The Alaska Airlines (ASA) Aircraft Maintenance Technicians (AMT) are major contributors to the Company’s record profits, safety record, cost structure, reliability, on-time performance, and overall success. Despite the rapid changes in the airline industry and current shortage of qualified, tenured Technicians, the aviation industry continues in an economic upturn. The big four – Delta, American, United, and Southwest Airlines– have helped raise the bar for economic packages due to the last 15 years of stagnation and concessions that have resulted in record profits and substantial growth in the industry.
This past weekend, the AMFA and ASA negotiating committees achieved an Agreement in Principle (AIP) on a proposed five-year contract including significant pay increases and added job protection provisions. As major contributors to the success of Alaska Airlines, this offer would continue to allow the Company to take care of their loyal customers and employees, ensure future flexibility for growth, and continue to be competitive in all markets. This agreement will help improve our technicians’ lost years in wages, benefits, and sustain caps on rising medical costs. Unfortunately, there are areas the Company would not move on, and we did not capture all our members’ wants in retirement. The details of the agreement will be highlighted in AMFA–ASA Negotiations Update #17 to be released later this week.
After the AIP language has been finalized by both AMFA and the Company committees, the National Executive Council (NEC) will review the Tentative Agreement (TA) and decide whether or not to present it to the members for a ratification vote. After approval by the NEC to bring this TA to the membership, your Negotiating Committee will conduct a road show, visiting stations across the system to discuss the details of the TA and answer questions from the membership. In addition, each member will receive an email with the final language for their review and consideration prior to a vote.

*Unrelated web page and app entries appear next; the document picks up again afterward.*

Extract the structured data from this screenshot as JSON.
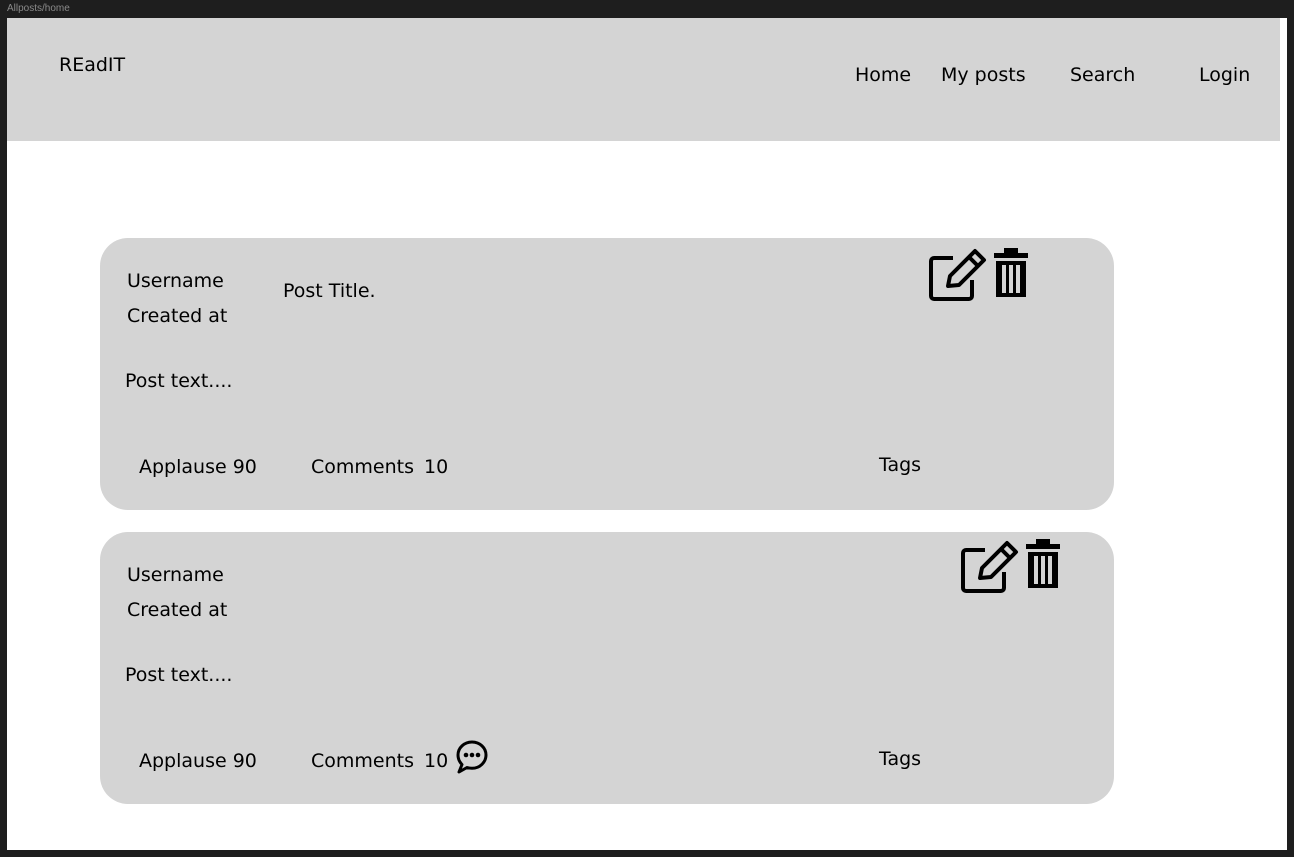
{
  "window": {
    "title": "Allposts/home"
  },
  "navbar": {
    "brand": "REadIT",
    "links": [
      {
        "label": "Home"
      },
      {
        "label": "My posts"
      },
      {
        "label": "Search"
      },
      {
        "label": "Login"
      }
    ]
  },
  "posts": [
    {
      "username": "Username",
      "created_at": "Created at",
      "title": "Post Title.",
      "text": "Post text....",
      "applause_label": "Applause 90",
      "comments_label": "Comments",
      "comments_count": "10",
      "tags_label": "Tags",
      "icons": [
        "edit-icon",
        "trash-icon"
      ]
    },
    {
      "username": "Username",
      "created_at": "Created at",
      "text": "Post text....",
      "applause_label": "Applause 90",
      "comments_label": "Comments",
      "comments_count": "10",
      "tags_label": "Tags",
      "icons": [
        "edit-icon",
        "trash-icon",
        "comment-bubble-icon"
      ]
    }
  ],
  "colors": {
    "navbar_bg": "#d4d4d4",
    "card_bg": "#d4d4d4",
    "page_bg": "#ffffff",
    "outer_bg": "#1e1e1e"
  }
}
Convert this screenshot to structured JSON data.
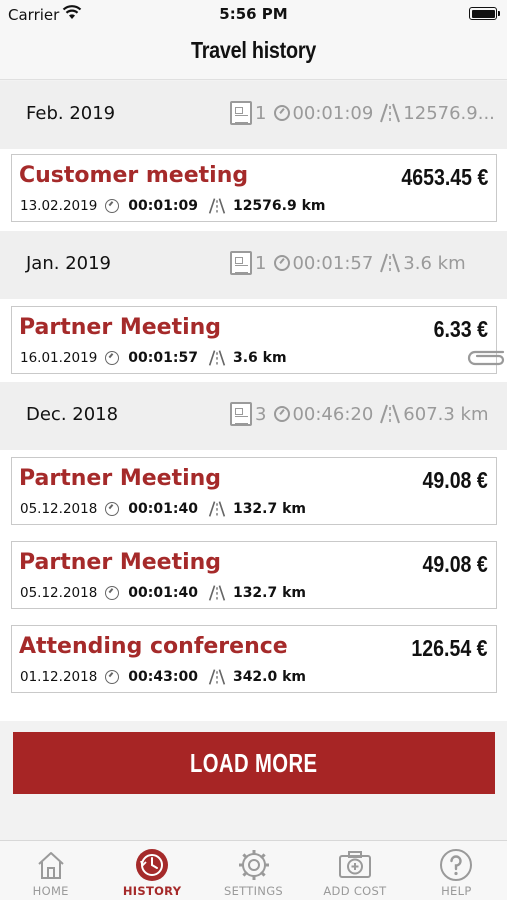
{
  "status_bar": {
    "carrier": "Carrier",
    "time": "5:56 PM"
  },
  "header": {
    "title": "Travel history"
  },
  "months": [
    {
      "label": "Feb. 2019",
      "count": "1",
      "duration": "00:01:09",
      "distance": "12576.9..."
    },
    {
      "label": "Jan. 2019",
      "count": "1",
      "duration": "00:01:57",
      "distance": "3.6 km"
    },
    {
      "label": "Dec. 2018",
      "count": "3",
      "duration": "00:46:20",
      "distance": "607.3 km"
    }
  ],
  "trips": [
    {
      "title": "Customer meeting",
      "amount": "4653.45 €",
      "date": "13.02.2019",
      "duration": "00:01:09",
      "distance": "12576.9 km"
    },
    {
      "title": "Partner Meeting",
      "amount": "6.33 €",
      "date": "16.01.2019",
      "duration": "00:01:57",
      "distance": "3.6 km"
    },
    {
      "title": "Partner Meeting",
      "amount": "49.08 €",
      "date": "05.12.2018",
      "duration": "00:01:40",
      "distance": "132.7 km"
    },
    {
      "title": "Partner Meeting",
      "amount": "49.08 €",
      "date": "05.12.2018",
      "duration": "00:01:40",
      "distance": "132.7 km"
    },
    {
      "title": "Attending conference",
      "amount": "126.54 €",
      "date": "01.12.2018",
      "duration": "00:43:00",
      "distance": "342.0 km"
    }
  ],
  "load_more": {
    "label": "LOAD MORE"
  },
  "tabs": [
    {
      "label": "HOME",
      "icon": "home-icon"
    },
    {
      "label": "HISTORY",
      "icon": "history-icon",
      "active": true
    },
    {
      "label": "SETTINGS",
      "icon": "gear-icon"
    },
    {
      "label": "ADD COST",
      "icon": "add-cost-camera-icon"
    },
    {
      "label": "HELP",
      "icon": "help-icon"
    }
  ],
  "colors": {
    "accent": "#a52a2a",
    "button": "#a72525",
    "muted": "#9a9a9a"
  }
}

I am are very proud of our members’ trust and the serious commitment, diligence, and prompt timing of both the Alaska and AMFA negotiating committees in reaching this agreement. This agreement was reached only 53 days past the current amendable date, thus indicating the importance of taking care of our people. This speaks volumes in comparison to current negotiations with Southwest Airlines, which is currently 1,579 days (4 years, 3 months, 26 days) past the amendable date. The AMFA Negotiating Committee thought this offer, timing and improvements, is worthy of consideration by the membership, and they will indicate if they are in favor or opposed to this offer. Your Negotiating Committee and I would like to thank the observers who attended the last 2 day (23 hour) negotiation session in Seattle, WA. Lastly, I would also like to thank Region I Director Earl Cark, Local 32 ASA Airline Representative Mark Dahl, and Local 14 ASA Airline Representative Jason Munson for all their time, hard work, and dedication in negotiating this agreement. Now it’s time for the membership to speak.
Safety in the Air Begins with Quality Maintenance on the Ground
Aircraft Mechanics Fraternal Association
7853 E. Arapahoe Court, Suite 1100
Centennial, CO 80112
Phone: 303-752-AMFA (2632)